-- Activity --
Spot each line in the data below containing "with" and copy it.

-- Component data from apps and pages --
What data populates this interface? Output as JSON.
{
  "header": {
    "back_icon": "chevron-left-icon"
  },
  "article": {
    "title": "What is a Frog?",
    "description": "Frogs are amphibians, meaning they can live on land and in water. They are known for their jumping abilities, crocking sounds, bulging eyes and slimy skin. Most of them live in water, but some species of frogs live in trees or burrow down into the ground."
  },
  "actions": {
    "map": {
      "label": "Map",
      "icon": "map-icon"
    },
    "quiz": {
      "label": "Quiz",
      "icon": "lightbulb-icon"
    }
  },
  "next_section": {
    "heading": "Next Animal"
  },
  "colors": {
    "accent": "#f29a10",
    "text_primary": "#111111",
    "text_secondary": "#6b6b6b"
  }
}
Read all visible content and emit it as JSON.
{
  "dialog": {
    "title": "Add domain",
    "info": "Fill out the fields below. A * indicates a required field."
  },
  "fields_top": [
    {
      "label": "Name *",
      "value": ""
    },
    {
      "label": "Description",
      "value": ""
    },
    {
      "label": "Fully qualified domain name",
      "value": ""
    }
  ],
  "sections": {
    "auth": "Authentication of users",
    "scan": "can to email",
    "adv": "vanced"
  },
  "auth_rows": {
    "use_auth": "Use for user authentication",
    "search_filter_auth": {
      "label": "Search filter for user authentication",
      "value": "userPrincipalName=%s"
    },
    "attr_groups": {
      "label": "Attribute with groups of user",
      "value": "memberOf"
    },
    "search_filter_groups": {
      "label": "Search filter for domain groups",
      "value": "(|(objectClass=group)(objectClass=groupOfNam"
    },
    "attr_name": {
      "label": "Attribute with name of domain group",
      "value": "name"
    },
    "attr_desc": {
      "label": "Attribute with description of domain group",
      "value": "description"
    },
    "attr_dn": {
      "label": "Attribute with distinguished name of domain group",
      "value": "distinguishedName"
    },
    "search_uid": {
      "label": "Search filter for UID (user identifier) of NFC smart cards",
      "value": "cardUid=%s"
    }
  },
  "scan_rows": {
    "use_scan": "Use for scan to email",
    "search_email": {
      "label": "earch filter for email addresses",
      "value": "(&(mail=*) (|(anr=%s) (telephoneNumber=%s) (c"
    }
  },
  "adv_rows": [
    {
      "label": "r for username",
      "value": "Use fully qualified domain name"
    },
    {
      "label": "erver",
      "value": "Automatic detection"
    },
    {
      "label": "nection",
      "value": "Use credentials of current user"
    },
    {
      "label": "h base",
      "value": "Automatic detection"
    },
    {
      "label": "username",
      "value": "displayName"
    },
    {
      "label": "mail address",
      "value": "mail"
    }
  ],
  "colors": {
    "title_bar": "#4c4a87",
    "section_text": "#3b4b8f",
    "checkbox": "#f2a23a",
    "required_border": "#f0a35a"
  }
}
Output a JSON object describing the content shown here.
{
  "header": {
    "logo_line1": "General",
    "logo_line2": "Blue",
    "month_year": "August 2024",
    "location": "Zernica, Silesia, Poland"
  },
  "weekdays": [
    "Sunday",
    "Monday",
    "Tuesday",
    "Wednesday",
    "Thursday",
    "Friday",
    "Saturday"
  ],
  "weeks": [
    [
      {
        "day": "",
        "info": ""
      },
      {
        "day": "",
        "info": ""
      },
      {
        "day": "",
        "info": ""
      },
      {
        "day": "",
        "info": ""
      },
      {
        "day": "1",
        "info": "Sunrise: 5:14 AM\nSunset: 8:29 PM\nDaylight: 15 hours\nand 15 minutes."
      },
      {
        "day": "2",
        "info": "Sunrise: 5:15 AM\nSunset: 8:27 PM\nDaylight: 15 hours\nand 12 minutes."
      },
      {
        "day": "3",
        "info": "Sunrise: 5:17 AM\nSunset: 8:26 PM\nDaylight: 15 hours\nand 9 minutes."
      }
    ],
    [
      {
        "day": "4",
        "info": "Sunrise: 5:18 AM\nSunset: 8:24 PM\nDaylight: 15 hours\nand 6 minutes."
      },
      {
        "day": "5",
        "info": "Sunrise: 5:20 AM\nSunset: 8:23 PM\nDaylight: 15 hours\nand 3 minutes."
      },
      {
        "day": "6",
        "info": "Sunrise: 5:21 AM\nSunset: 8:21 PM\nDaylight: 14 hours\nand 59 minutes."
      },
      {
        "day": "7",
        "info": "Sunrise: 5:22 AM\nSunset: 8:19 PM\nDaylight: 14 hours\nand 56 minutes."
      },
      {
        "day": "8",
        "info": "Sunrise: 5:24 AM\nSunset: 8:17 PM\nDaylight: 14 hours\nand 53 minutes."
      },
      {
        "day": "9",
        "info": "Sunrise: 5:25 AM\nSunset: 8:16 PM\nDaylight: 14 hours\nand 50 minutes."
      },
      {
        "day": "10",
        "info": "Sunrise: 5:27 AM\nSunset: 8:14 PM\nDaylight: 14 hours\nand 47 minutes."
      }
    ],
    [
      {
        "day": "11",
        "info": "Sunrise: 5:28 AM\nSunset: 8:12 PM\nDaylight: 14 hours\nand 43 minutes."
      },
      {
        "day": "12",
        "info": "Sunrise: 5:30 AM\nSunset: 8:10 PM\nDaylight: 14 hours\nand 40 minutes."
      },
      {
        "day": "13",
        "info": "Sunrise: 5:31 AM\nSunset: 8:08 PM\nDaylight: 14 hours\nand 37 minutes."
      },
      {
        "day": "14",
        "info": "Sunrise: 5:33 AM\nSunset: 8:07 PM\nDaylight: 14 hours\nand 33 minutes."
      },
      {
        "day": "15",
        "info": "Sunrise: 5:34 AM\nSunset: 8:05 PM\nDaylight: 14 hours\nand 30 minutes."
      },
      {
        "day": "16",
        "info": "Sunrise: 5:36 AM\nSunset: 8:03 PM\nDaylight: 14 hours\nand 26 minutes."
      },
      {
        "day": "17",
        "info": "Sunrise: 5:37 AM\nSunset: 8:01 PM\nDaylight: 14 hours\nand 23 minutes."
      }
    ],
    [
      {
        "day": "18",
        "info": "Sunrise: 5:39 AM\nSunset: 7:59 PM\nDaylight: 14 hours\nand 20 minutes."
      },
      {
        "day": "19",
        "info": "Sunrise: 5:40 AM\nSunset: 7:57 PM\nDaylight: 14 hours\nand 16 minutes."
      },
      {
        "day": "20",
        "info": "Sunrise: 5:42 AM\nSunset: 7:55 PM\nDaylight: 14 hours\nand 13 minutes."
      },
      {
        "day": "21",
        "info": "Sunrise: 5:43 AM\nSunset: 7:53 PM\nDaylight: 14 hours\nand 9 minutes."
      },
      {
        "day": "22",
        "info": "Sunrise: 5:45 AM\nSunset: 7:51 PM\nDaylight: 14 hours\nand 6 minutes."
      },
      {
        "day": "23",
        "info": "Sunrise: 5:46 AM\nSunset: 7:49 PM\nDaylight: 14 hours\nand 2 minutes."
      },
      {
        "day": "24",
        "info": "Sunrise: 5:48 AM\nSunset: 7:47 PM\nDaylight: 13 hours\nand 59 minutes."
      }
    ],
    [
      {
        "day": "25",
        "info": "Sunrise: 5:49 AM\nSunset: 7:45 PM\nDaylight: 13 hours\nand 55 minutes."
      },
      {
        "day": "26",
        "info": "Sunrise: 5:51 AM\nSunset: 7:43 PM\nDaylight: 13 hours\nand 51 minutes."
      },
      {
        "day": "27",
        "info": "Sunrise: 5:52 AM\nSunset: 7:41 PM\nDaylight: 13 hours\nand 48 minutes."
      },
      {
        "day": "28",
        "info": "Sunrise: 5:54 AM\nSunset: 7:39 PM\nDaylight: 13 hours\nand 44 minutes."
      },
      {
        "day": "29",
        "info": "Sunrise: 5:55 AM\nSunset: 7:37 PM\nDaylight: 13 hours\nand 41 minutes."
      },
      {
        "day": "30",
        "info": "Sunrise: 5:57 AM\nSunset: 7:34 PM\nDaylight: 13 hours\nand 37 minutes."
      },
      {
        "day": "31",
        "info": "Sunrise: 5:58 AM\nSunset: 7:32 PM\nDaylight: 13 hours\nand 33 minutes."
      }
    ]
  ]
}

-- Solution to the problem --
      "label": "Attribute with groups of user",
      "label": "Attribute with name of domain group",
      "label": "Attribute with description of domain group",
      "label": "Attribute with distinguished name of domain group",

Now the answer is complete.